The Visual Studio team is constantly busy beavering away, releasing new features for VS 2022 in the form of new patches and updates. Now I'm assuming like most people, when it comes to Microsoft I'm not waking up at the crack of dawn each day just to check if there have been any Visual Studio updates that I care about.
VS 2022 version 17.8 is about to be released for VS 2022. This means that since the original 2022 release, over this timeframe there have been a lot of new features that have been added to Visual Studio. As a .NET and/or C# developer I'm assuming many of these new updates may have flown under your radar and you may not be aware of some of them. If you want to change that, carry on reading this article to learn about the best of these new updates 🔥🔥🔥

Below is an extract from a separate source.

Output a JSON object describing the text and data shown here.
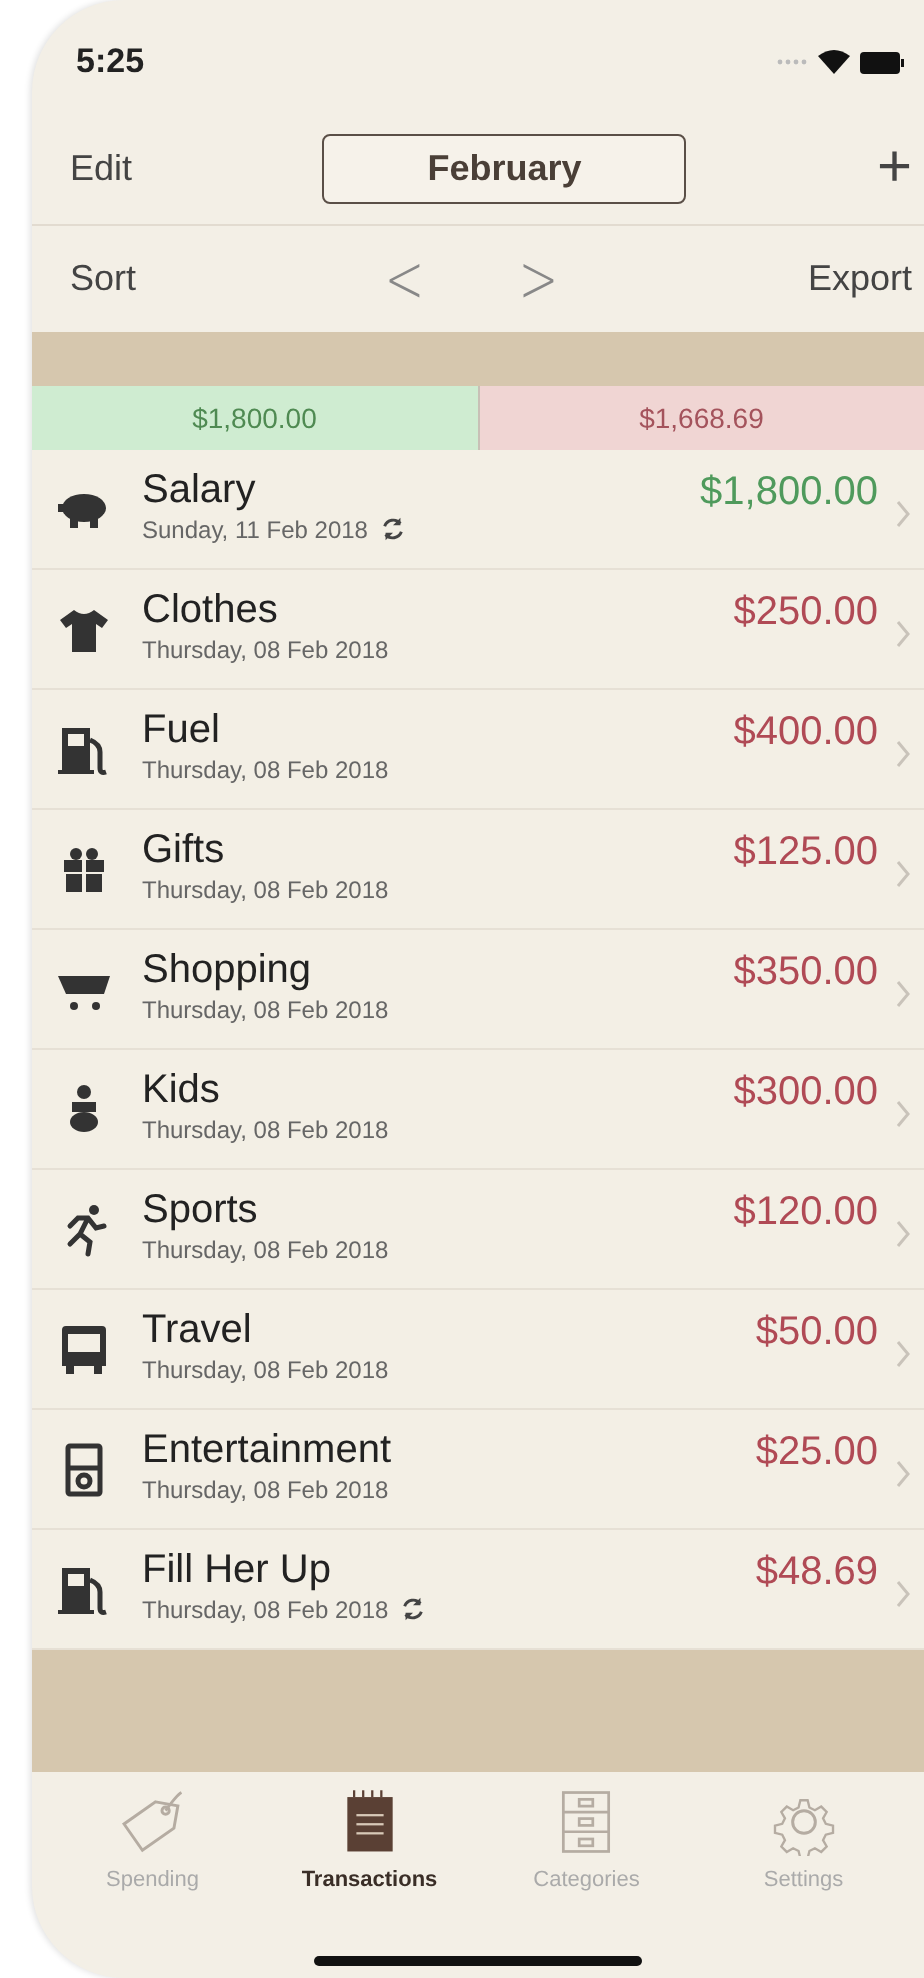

All-In-One-Search: The new search was released as part of the 17.5 update and it does what it says on the tin. The new search has two tabs, one that allows you to search your code and the other allows you to search for settings and menu options. Settings might include creating classes, changing themes, or turning on and off the next feature 😉

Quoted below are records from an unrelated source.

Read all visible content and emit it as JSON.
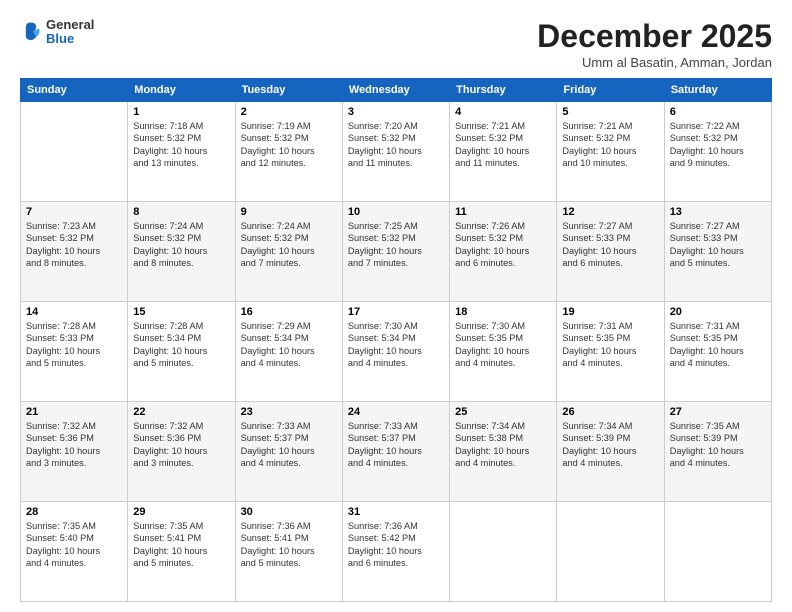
{
  "logo": {
    "general": "General",
    "blue": "Blue"
  },
  "header": {
    "month": "December 2025",
    "location": "Umm al Basatin, Amman, Jordan"
  },
  "weekdays": [
    "Sunday",
    "Monday",
    "Tuesday",
    "Wednesday",
    "Thursday",
    "Friday",
    "Saturday"
  ],
  "weeks": [
    [
      {
        "date": "",
        "info": ""
      },
      {
        "date": "1",
        "info": "Sunrise: 7:18 AM\nSunset: 5:32 PM\nDaylight: 10 hours\nand 13 minutes."
      },
      {
        "date": "2",
        "info": "Sunrise: 7:19 AM\nSunset: 5:32 PM\nDaylight: 10 hours\nand 12 minutes."
      },
      {
        "date": "3",
        "info": "Sunrise: 7:20 AM\nSunset: 5:32 PM\nDaylight: 10 hours\nand 11 minutes."
      },
      {
        "date": "4",
        "info": "Sunrise: 7:21 AM\nSunset: 5:32 PM\nDaylight: 10 hours\nand 11 minutes."
      },
      {
        "date": "5",
        "info": "Sunrise: 7:21 AM\nSunset: 5:32 PM\nDaylight: 10 hours\nand 10 minutes."
      },
      {
        "date": "6",
        "info": "Sunrise: 7:22 AM\nSunset: 5:32 PM\nDaylight: 10 hours\nand 9 minutes."
      }
    ],
    [
      {
        "date": "7",
        "info": "Sunrise: 7:23 AM\nSunset: 5:32 PM\nDaylight: 10 hours\nand 8 minutes."
      },
      {
        "date": "8",
        "info": "Sunrise: 7:24 AM\nSunset: 5:32 PM\nDaylight: 10 hours\nand 8 minutes."
      },
      {
        "date": "9",
        "info": "Sunrise: 7:24 AM\nSunset: 5:32 PM\nDaylight: 10 hours\nand 7 minutes."
      },
      {
        "date": "10",
        "info": "Sunrise: 7:25 AM\nSunset: 5:32 PM\nDaylight: 10 hours\nand 7 minutes."
      },
      {
        "date": "11",
        "info": "Sunrise: 7:26 AM\nSunset: 5:32 PM\nDaylight: 10 hours\nand 6 minutes."
      },
      {
        "date": "12",
        "info": "Sunrise: 7:27 AM\nSunset: 5:33 PM\nDaylight: 10 hours\nand 6 minutes."
      },
      {
        "date": "13",
        "info": "Sunrise: 7:27 AM\nSunset: 5:33 PM\nDaylight: 10 hours\nand 5 minutes."
      }
    ],
    [
      {
        "date": "14",
        "info": "Sunrise: 7:28 AM\nSunset: 5:33 PM\nDaylight: 10 hours\nand 5 minutes."
      },
      {
        "date": "15",
        "info": "Sunrise: 7:28 AM\nSunset: 5:34 PM\nDaylight: 10 hours\nand 5 minutes."
      },
      {
        "date": "16",
        "info": "Sunrise: 7:29 AM\nSunset: 5:34 PM\nDaylight: 10 hours\nand 4 minutes."
      },
      {
        "date": "17",
        "info": "Sunrise: 7:30 AM\nSunset: 5:34 PM\nDaylight: 10 hours\nand 4 minutes."
      },
      {
        "date": "18",
        "info": "Sunrise: 7:30 AM\nSunset: 5:35 PM\nDaylight: 10 hours\nand 4 minutes."
      },
      {
        "date": "19",
        "info": "Sunrise: 7:31 AM\nSunset: 5:35 PM\nDaylight: 10 hours\nand 4 minutes."
      },
      {
        "date": "20",
        "info": "Sunrise: 7:31 AM\nSunset: 5:35 PM\nDaylight: 10 hours\nand 4 minutes."
      }
    ],
    [
      {
        "date": "21",
        "info": "Sunrise: 7:32 AM\nSunset: 5:36 PM\nDaylight: 10 hours\nand 3 minutes."
      },
      {
        "date": "22",
        "info": "Sunrise: 7:32 AM\nSunset: 5:36 PM\nDaylight: 10 hours\nand 3 minutes."
      },
      {
        "date": "23",
        "info": "Sunrise: 7:33 AM\nSunset: 5:37 PM\nDaylight: 10 hours\nand 4 minutes."
      },
      {
        "date": "24",
        "info": "Sunrise: 7:33 AM\nSunset: 5:37 PM\nDaylight: 10 hours\nand 4 minutes."
      },
      {
        "date": "25",
        "info": "Sunrise: 7:34 AM\nSunset: 5:38 PM\nDaylight: 10 hours\nand 4 minutes."
      },
      {
        "date": "26",
        "info": "Sunrise: 7:34 AM\nSunset: 5:39 PM\nDaylight: 10 hours\nand 4 minutes."
      },
      {
        "date": "27",
        "info": "Sunrise: 7:35 AM\nSunset: 5:39 PM\nDaylight: 10 hours\nand 4 minutes."
      }
    ],
    [
      {
        "date": "28",
        "info": "Sunrise: 7:35 AM\nSunset: 5:40 PM\nDaylight: 10 hours\nand 4 minutes."
      },
      {
        "date": "29",
        "info": "Sunrise: 7:35 AM\nSunset: 5:41 PM\nDaylight: 10 hours\nand 5 minutes."
      },
      {
        "date": "30",
        "info": "Sunrise: 7:36 AM\nSunset: 5:41 PM\nDaylight: 10 hours\nand 5 minutes."
      },
      {
        "date": "31",
        "info": "Sunrise: 7:36 AM\nSunset: 5:42 PM\nDaylight: 10 hours\nand 6 minutes."
      },
      {
        "date": "",
        "info": ""
      },
      {
        "date": "",
        "info": ""
      },
      {
        "date": "",
        "info": ""
      }
    ]
  ]
}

Accessing this search is easy using
Q. Once opened pick your tab and do your search 💥
Brace pair colorization: This feature will add different colors to any braces that are contained within your code. This feature has been a VS-Code staple for a while and it was possible to get the same capability inside Visual Studio previously by installing a Marketplace extension, however, now it is an out-of-the-box feature. This feature has been released within 17.4 this is a feature that has been in VS-Code for a while. You can make sure that this setting is enabled from:
Once enabled your code will look like this:
Comparing Files: You may have assumed that Visual Studio had a file comparison feature, however, previously you would have been wrong. Released as part of the 17.7 updates. As the name implies, within Visual Studio you can now compare two files.
This new feature is definitely not as developed as a dedicated diff tool like BeyondCompare or the free WinMerge, however, having better file diff capabilities within Visual Studio will be handy from time-to-time.
IEnumerable Visualizer Released as part of 17.3 this added view allows you to more easily debug the contents of any list, array, enumerable, etc.. The visualizer is available while you debug it from the local window. The viewer will load the contents of any list into a table view. Having access to your data within a table is much easier compared to trying to look inside the context in the debugger. Within this new pane, you can also export the contents to a CSV. This is handy as it allows you to compare the results of different API calls, or, code tweaks much more easily, saving you debugging time!
You can access the visualizer from within the locals panel. Find the value that you want to inspect from within the
Value column. To access the viewer, within the
Value column you should see an option called
View with a little magnifying glass before it, click on that to open the view. You can also access this via the DataTips menu.
Copy and Trim Indentation: As part of the Visual Studio 17.7 release, a tweak to the copy and paste capability has been added. For non .NET developers, this might sound silly, however, in previous versions of Visual Studio, if you tried to copy code from Visual Studio and paste it into say an email client the indentation of that code would likely be wrong and you would have to manually fix it. The cause for this was due to how Visual Studio copied the first indentation.
Previously, to get around this issue you could install Copy Nice, however, this is no longer needed. Starting from Visual Studio 17.7 the built-in copy/paste got a lot smarter. When you copy and paste things with indents, the indent will now be copied correctly meaning you will not need to manually tweak pasted code anymore as the indentation should copy as expected, job done!
The features listed above are features that you have access to now, next, let's look at two features that are coming within the next release 17.8 💥
Adding reviews to pull request: The most requested next new feature is the ability to add reviewers to pull requests created within Visual Studio. Within the
create new pull request tab, you can now add a reviewer:
Case Preserving Find and Replace: The next noteworthy feature is the ability to do case-preserving casing when you do a find and replace. Before this update, if you had multiple occurrences of the same word, however, the term was written using different casing then this was ignored. Now when you do a find and replace, you can opt to preserve the casing, and Visual Studio will do its best to match the casing it finds when replacing text.
Happy Coding 🤘